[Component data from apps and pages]
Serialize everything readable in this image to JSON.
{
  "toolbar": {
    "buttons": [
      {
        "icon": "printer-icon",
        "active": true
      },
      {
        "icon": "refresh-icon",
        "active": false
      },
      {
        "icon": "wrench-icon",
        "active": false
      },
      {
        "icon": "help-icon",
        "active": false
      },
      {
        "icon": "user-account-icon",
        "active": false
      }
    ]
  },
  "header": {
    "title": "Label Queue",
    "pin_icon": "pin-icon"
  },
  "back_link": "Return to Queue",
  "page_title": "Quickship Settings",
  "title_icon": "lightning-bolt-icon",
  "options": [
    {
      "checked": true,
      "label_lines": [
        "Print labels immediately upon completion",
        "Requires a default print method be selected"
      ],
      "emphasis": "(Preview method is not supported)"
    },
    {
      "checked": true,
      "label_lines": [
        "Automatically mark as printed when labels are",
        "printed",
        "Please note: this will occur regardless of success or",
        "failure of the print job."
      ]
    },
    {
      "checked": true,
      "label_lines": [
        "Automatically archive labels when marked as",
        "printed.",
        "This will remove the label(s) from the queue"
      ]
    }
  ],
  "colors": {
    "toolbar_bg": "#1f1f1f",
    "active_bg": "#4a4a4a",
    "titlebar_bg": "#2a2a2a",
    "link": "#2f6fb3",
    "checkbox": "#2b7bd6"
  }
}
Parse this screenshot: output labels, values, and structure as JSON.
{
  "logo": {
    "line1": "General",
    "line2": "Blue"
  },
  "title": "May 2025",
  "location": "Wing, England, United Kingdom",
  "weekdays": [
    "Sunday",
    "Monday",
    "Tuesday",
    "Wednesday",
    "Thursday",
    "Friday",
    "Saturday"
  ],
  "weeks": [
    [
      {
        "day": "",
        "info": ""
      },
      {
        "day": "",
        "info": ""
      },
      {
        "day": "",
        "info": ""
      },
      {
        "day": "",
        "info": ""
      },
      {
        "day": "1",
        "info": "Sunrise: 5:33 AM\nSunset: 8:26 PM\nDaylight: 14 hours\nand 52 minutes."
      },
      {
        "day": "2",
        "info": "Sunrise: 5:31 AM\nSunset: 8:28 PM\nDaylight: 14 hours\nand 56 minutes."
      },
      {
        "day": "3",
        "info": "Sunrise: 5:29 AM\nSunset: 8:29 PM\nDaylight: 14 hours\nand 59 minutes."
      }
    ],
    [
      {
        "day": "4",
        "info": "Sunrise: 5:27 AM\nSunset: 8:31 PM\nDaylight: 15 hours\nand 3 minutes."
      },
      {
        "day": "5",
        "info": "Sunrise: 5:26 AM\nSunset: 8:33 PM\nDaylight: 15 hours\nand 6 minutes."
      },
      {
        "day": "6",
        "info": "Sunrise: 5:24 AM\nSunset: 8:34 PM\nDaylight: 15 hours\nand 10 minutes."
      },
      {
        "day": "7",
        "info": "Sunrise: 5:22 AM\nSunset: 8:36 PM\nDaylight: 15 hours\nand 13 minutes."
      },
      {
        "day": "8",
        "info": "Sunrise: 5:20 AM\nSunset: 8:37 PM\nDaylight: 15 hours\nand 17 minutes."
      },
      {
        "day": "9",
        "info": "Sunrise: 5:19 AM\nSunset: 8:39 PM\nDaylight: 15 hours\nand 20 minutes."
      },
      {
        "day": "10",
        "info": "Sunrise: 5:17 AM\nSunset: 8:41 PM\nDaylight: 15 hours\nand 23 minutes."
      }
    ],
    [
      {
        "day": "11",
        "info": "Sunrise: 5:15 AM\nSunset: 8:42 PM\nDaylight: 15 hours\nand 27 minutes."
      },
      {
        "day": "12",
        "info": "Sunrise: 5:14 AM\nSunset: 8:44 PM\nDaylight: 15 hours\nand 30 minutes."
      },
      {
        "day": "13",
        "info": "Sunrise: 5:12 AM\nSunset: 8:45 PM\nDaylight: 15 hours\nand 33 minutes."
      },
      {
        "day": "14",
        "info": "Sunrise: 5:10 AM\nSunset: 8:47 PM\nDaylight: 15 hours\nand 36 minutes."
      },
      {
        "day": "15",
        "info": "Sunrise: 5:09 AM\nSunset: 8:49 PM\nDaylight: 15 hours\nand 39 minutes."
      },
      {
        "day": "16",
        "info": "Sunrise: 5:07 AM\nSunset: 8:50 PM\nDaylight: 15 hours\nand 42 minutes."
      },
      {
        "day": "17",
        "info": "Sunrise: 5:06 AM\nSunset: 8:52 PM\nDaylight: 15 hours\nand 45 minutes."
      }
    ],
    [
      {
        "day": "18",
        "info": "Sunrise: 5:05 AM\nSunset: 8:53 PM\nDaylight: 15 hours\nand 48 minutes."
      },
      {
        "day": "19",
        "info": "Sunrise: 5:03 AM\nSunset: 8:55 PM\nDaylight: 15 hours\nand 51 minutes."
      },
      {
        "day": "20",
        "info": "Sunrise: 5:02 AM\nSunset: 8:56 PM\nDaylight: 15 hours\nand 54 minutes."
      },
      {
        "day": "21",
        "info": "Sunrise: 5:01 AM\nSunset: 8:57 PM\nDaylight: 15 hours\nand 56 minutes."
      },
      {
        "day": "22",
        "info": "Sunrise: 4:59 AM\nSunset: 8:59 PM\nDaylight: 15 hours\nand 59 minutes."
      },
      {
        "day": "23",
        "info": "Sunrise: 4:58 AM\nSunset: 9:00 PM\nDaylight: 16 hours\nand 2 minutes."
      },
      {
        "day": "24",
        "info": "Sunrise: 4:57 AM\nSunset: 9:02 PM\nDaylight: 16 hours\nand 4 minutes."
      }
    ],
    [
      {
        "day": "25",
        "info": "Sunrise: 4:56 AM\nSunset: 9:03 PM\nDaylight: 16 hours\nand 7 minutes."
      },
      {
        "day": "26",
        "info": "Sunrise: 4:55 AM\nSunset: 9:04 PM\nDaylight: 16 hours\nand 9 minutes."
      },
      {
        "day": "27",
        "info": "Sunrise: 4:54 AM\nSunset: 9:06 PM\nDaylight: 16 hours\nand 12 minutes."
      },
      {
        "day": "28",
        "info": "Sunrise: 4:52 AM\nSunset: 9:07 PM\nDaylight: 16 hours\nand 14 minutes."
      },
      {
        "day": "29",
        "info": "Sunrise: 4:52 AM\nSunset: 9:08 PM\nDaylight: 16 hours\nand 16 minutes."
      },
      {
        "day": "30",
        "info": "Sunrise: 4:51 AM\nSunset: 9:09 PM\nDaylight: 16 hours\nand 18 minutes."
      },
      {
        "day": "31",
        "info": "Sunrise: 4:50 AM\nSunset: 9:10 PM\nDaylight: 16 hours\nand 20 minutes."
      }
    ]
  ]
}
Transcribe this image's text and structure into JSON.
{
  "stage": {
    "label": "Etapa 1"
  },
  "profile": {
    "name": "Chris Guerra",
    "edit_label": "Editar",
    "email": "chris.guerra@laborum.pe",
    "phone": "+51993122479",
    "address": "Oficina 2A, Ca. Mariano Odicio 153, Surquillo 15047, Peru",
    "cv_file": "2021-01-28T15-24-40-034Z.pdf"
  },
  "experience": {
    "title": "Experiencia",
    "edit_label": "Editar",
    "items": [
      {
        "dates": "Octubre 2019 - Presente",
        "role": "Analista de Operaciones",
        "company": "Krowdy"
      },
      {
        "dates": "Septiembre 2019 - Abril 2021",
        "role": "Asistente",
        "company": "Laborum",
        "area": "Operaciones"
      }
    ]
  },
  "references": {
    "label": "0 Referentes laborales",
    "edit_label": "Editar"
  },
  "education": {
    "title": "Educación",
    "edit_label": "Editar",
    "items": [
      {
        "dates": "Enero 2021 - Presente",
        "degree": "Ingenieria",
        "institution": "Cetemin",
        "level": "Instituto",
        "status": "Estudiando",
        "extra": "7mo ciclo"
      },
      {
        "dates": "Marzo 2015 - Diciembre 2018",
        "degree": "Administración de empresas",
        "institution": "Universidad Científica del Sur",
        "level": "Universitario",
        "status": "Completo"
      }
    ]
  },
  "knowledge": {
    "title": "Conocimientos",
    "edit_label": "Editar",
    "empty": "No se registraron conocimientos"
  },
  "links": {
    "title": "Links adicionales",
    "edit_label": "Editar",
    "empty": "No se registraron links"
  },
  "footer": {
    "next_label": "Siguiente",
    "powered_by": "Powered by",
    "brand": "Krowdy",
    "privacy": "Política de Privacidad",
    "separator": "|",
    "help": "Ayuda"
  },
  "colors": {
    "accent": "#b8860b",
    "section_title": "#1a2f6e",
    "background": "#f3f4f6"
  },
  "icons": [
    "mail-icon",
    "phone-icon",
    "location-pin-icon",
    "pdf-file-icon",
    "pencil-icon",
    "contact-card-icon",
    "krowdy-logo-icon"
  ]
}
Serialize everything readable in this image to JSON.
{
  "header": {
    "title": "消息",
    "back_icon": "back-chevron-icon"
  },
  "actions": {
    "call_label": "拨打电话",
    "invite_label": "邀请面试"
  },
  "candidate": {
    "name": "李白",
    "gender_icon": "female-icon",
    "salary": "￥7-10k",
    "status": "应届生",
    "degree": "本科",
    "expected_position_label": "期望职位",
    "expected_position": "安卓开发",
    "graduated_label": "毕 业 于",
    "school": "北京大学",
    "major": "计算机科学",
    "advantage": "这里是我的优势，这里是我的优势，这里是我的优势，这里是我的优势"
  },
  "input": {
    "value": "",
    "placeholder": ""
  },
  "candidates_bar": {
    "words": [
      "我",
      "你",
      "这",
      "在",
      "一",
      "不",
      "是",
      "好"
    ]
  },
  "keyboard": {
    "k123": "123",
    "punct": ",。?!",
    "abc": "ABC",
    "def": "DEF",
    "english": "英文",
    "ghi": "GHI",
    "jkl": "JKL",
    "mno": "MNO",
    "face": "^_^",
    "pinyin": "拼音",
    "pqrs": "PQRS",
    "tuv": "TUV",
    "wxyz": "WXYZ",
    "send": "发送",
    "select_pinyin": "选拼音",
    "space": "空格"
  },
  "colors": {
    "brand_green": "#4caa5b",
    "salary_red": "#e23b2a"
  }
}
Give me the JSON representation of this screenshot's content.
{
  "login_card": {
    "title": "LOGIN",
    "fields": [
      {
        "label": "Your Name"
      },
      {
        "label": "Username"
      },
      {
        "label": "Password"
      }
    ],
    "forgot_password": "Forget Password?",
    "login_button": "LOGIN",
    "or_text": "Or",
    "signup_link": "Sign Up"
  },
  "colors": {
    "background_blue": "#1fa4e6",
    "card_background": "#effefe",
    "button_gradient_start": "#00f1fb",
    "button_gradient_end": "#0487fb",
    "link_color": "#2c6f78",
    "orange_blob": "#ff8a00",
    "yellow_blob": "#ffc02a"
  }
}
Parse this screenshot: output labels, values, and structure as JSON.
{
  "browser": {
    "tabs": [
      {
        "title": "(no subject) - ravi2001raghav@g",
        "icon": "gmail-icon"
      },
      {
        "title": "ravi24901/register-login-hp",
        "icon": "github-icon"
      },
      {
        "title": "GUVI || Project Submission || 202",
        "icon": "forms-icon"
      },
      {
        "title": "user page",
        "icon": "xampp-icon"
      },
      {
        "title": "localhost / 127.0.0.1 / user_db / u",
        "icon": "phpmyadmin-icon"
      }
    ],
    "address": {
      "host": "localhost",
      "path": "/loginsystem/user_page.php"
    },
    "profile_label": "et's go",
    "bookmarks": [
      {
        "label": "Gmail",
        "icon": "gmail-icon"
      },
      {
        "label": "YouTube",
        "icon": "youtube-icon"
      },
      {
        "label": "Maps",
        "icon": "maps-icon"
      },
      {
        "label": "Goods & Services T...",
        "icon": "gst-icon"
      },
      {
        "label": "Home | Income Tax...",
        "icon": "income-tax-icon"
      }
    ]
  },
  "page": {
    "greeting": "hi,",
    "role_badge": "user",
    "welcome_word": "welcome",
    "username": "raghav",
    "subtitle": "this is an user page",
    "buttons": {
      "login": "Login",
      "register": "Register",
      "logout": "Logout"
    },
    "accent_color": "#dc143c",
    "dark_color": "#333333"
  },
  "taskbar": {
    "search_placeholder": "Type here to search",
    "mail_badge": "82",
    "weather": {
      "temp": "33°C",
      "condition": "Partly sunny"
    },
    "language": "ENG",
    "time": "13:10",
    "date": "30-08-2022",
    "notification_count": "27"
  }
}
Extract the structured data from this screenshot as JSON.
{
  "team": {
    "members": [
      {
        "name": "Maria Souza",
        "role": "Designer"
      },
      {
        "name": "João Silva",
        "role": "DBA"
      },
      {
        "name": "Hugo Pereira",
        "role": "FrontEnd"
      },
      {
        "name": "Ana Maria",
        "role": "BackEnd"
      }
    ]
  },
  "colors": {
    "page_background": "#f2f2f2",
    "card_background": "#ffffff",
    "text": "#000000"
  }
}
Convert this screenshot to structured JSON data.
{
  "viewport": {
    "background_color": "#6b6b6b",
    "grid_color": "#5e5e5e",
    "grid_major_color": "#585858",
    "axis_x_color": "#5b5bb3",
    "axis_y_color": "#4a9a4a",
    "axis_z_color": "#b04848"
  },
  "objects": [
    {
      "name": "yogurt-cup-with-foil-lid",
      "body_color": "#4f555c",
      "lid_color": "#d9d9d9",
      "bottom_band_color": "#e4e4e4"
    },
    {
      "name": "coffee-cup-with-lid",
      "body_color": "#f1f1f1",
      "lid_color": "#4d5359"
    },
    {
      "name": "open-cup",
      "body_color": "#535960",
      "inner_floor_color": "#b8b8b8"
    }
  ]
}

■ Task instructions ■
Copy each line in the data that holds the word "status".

■ Written answer ■
        "status": "Estudiando",
        "status": "Completo"
    "status": "应届生",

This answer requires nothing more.